DATA FOR REVIEW section start

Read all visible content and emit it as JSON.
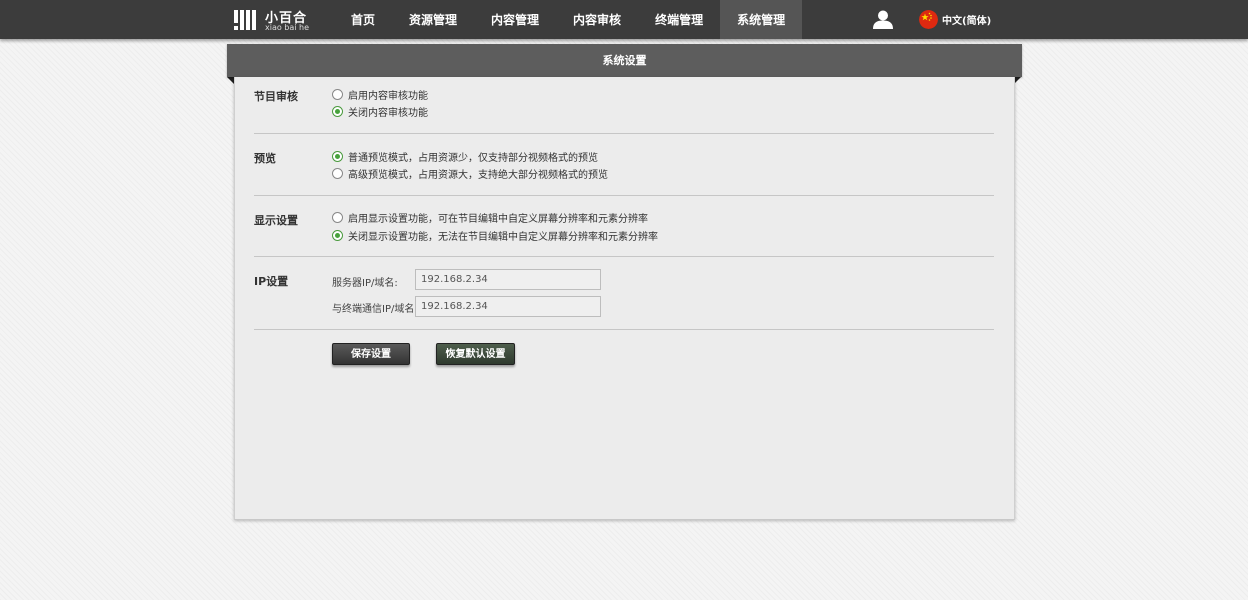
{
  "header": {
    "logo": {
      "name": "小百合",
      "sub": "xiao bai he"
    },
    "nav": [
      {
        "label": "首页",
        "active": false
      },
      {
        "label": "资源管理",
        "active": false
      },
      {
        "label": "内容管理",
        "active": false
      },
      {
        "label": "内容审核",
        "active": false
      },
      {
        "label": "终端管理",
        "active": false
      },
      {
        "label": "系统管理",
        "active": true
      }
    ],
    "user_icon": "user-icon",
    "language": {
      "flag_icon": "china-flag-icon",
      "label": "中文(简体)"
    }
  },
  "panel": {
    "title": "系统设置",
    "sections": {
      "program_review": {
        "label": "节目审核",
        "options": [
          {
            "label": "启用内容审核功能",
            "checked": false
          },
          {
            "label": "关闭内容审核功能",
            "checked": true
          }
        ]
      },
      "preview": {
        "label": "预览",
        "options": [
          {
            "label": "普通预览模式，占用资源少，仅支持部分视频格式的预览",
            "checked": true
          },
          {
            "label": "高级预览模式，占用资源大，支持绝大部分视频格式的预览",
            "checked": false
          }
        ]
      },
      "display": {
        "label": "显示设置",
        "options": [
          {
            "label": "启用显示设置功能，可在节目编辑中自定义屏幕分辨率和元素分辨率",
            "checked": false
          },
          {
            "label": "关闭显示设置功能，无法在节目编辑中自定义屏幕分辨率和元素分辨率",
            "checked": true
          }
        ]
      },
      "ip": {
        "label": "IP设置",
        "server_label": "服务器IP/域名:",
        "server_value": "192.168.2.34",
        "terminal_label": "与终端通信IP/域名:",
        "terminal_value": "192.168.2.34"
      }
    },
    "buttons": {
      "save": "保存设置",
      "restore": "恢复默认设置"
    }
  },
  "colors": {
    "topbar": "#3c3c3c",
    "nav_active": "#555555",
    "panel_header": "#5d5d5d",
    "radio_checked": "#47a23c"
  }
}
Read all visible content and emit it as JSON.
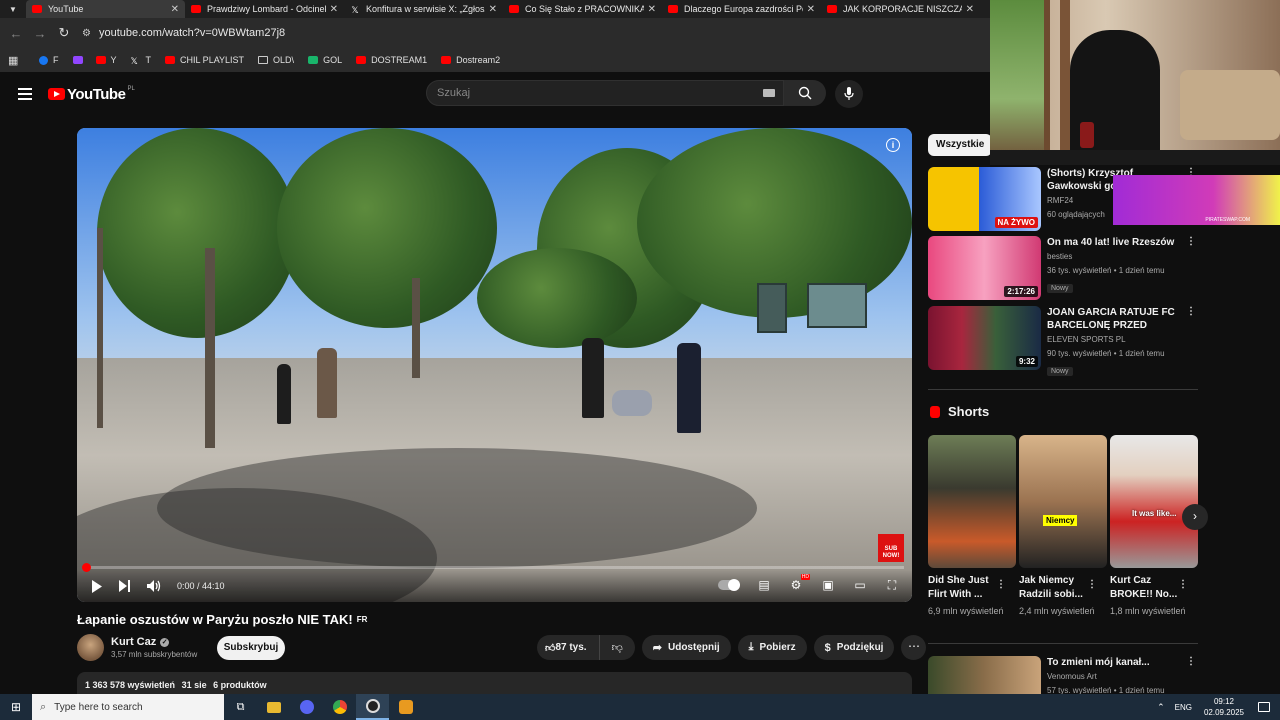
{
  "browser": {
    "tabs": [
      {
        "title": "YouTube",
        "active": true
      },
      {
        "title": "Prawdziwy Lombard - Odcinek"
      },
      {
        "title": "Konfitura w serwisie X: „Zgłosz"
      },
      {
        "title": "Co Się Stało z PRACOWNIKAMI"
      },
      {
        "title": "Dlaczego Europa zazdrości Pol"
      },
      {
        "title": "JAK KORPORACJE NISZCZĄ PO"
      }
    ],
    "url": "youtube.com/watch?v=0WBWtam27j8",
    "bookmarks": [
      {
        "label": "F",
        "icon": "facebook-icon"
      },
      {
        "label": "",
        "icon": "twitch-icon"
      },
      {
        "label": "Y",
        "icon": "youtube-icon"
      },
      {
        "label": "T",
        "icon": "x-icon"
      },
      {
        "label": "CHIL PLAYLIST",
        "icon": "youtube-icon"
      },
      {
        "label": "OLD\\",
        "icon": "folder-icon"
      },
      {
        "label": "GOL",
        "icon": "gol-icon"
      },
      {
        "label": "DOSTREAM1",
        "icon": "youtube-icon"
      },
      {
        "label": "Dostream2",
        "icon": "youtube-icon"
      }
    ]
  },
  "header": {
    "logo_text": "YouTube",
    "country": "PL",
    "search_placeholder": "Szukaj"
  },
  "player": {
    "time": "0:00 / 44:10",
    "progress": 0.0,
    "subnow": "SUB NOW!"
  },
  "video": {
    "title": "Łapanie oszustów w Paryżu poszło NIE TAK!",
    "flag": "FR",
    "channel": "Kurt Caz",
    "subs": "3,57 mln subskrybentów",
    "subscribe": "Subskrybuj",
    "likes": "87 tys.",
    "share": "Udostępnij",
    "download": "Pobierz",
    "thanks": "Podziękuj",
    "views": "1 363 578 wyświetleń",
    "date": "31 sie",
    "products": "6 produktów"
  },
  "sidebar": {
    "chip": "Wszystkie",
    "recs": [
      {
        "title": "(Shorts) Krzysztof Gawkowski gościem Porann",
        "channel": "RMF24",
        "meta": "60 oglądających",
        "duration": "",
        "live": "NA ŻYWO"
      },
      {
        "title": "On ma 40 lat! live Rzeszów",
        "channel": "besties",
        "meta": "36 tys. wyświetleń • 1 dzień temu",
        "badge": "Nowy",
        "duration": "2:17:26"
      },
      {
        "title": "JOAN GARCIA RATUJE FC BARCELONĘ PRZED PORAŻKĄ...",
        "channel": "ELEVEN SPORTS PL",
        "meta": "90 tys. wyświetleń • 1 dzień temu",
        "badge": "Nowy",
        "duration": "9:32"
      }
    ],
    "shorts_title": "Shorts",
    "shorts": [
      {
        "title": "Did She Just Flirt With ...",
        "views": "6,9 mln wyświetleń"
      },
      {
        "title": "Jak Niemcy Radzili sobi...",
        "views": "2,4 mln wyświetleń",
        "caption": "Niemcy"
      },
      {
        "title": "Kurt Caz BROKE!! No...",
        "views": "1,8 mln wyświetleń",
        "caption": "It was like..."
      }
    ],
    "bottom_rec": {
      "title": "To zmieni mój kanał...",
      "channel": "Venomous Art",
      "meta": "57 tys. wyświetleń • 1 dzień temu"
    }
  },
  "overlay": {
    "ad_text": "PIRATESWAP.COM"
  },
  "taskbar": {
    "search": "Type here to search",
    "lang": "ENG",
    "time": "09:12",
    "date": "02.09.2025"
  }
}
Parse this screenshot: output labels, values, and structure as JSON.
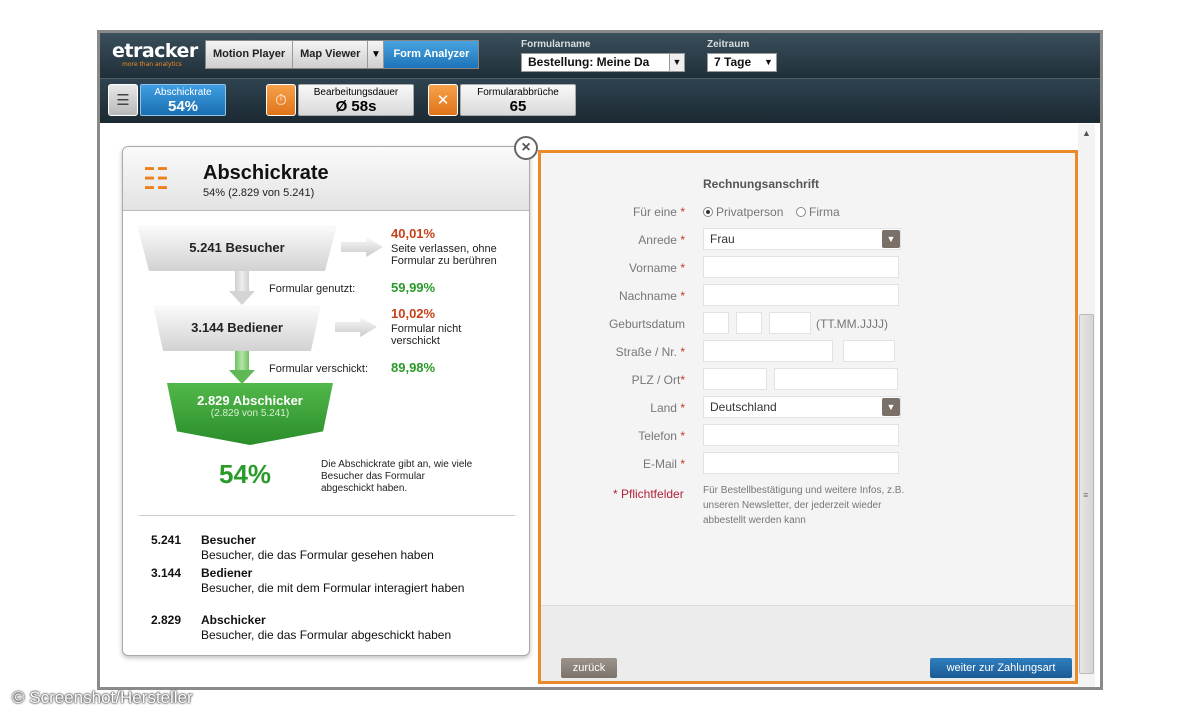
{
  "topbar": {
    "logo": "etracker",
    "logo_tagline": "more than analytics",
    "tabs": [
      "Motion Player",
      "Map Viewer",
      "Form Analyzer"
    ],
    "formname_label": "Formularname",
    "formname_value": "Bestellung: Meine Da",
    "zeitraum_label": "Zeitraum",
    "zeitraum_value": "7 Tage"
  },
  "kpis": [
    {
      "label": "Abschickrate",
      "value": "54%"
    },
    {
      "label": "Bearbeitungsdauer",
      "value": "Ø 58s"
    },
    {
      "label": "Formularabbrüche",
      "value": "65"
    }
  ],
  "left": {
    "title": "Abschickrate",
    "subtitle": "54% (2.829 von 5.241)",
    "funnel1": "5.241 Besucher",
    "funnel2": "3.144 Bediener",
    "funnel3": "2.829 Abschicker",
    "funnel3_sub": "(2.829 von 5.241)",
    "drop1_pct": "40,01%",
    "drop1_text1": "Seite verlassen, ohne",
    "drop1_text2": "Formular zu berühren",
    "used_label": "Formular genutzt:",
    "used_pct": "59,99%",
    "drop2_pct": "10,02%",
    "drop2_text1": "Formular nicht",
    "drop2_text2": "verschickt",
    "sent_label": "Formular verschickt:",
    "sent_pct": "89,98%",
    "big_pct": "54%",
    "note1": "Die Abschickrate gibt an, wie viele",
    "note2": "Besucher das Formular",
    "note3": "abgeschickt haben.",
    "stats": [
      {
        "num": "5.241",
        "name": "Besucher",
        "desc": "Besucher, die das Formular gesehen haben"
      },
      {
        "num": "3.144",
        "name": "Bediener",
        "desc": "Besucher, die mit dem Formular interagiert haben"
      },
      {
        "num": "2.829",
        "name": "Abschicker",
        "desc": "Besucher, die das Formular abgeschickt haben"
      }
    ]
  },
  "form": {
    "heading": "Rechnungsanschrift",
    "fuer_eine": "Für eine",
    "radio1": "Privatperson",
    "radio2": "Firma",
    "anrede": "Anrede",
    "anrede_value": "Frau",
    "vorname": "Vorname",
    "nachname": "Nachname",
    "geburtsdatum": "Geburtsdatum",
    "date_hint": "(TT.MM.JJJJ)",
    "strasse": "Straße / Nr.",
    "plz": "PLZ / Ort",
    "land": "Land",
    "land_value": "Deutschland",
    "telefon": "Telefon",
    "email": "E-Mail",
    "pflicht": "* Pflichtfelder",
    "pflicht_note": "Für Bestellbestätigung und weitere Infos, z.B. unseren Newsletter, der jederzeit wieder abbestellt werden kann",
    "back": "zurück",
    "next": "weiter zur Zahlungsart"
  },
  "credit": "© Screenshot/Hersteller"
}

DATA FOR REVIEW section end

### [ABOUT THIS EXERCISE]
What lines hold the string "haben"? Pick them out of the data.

### [WRITTEN SOLUTION]
    "note3": "abgeschickt haben.",
        "desc": "Besucher, die das Formular gesehen haben"
        "desc": "Besucher, die mit dem Formular interagiert haben"
        "desc": "Besucher, die das Formular abgeschickt haben"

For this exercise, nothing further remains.